Are you sure? Print your keys I'll bet you'll see that they are not in order. –  Matt Crinklaw-Vogt Apr 22 '13 at 2:06
Yeah, I forgot that part. I was in the impression, I am storing it in sorted order. Let me make that correction and then I will update my code. –  shortcut Apr 22 '13 at 2:09

From my comment on your question:

Since you are using a hash map your keys aren't going to be stored in sorted order. I.e., if you print out entry.getKey() in your loop you are going to see that the keys are not in order. So that is your main problem. A TeeMap or ConcurrentSkipListMap will keep its keys in order

changing Map<Long, Long> histogram = new ConcurrentHashMap<Long, Long>

to

Map<Long, Long> histogram = new ConcurrentSkipListMap<Long, Long>()

will give you a map that'll return your keys in sorted order.

Another issue in your code is when you calculate the total sum you do:

total += entry.getKey() * entry.getValue(); // total += key*value

and when you calculate the sum the second time around you are doing:

totalSum += CassandraTimer.histogram.get(key); // totalSum += value

I think you want to count up the total number of observations and then multiply that by 0.95. That'll give you the number of observations below the 95th percentile.

L = .95 * total_observations

Then iterate over your map, summing up the number of observations. Once the total number of observations exceeds L then the corresponding key is the value at the 95th percentile.

private static void logPercentileInfo() {
double total = 0;
for (Map.Entry<Long, Long> entry : CassandraTimer.histogram.entrySet()) {
long value = entry.getValue();
total += value;
}

double sum = 0.95*total;
double totalSum = 0;

SortedSet<Long> keys = new TreeSet<Long>(CassandraTimer.histogram.keySet());
for (long key : keys) {

totalSum += CassandraTimer.histogram.get(key);

if(totalSum >= sum) {
System.out.println(key);
break;
}
}
}

-
Thanks Matt for the suggestion. I have updated my question with the latest code. Can you please take a look and let me know whether the way I am doing is right or not this time? –  shortcut Apr 22 '13 at 2:11
you are calculating the sum differently in the different loops. I updated my answer. –  Matt Crinklaw-Vogt Apr 22 '13 at 2:14
I thought that is the right way to do that? Take a look at my algorithm for my question. In my question, I have key and value. Key is the number of milliseconds and value is the total number of calls for that milliseconds?

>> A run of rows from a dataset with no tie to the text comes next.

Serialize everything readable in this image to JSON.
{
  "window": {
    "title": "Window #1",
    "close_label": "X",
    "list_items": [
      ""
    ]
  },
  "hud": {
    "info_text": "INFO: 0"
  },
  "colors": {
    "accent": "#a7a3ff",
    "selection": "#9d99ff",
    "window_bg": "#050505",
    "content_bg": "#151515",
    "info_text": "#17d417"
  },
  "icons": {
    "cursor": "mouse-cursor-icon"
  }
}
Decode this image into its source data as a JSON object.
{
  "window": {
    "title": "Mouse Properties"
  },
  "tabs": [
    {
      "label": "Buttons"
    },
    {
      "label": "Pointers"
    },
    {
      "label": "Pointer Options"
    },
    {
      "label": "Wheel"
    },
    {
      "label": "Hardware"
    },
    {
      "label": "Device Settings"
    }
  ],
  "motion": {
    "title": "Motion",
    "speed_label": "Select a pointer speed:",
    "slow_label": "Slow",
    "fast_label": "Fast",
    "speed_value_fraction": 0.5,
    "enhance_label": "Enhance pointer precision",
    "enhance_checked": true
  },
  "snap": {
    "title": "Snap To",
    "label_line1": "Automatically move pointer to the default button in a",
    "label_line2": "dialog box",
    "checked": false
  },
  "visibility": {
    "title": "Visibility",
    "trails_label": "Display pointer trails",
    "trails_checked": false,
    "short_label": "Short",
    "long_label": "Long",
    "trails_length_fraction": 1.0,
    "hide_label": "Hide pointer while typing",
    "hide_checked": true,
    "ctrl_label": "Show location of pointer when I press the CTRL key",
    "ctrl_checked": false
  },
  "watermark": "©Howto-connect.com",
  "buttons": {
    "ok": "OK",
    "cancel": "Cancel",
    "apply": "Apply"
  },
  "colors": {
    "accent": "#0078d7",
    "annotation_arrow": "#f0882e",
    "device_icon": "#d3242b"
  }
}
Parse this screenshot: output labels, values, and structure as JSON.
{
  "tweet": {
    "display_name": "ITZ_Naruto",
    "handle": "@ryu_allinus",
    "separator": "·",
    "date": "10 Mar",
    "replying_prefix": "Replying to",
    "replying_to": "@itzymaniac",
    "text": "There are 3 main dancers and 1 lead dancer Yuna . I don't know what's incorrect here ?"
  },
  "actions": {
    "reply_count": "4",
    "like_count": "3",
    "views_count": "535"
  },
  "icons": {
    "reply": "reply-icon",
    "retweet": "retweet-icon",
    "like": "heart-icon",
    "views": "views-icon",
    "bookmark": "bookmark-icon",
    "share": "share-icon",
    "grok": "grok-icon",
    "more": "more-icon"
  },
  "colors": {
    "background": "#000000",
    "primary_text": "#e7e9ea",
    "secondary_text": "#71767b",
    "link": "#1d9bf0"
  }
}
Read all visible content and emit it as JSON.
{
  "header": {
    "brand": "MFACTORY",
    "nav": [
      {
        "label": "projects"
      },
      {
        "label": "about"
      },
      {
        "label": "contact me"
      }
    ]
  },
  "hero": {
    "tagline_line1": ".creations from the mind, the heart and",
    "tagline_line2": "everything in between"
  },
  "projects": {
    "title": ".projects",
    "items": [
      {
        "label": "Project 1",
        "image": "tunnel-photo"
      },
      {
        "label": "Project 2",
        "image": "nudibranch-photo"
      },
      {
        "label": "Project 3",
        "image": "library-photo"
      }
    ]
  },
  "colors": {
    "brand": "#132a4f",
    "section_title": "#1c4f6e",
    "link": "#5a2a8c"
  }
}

For example, 72 calls came back in 20 milliseconds –  shortcut Apr 22 '13 at 2:17
I agree with Matt, to get the total in the first loop you merely want to add up all of the values in the map and not (key * value). –  Ed Plese Apr 22 '13 at 2:24
@Matt Can you provide an example for me basis on my code. I guess this is getting confusing for me now. It will be of great help if you can provide me an example. Thanks for the help. –  shortcut Apr 22 '13 at 2:32

Iterating a ConcurrentHashMap does not return the keys in order. You will first need to create a sorted list of the keys and then iterate that when pulling out the values from the histogram in the latter loop.

-
Let me make that correction in my code and will update the code again. Thanks for the help. –  shortcut Apr 22 '13 at 2:07
Thanks Ed for the suggestion. I have updated my question with the latest code. Can you please take a look and let me know whether the way I am doing is right or not this time? –  shortcut Apr 22 '13 at 2:12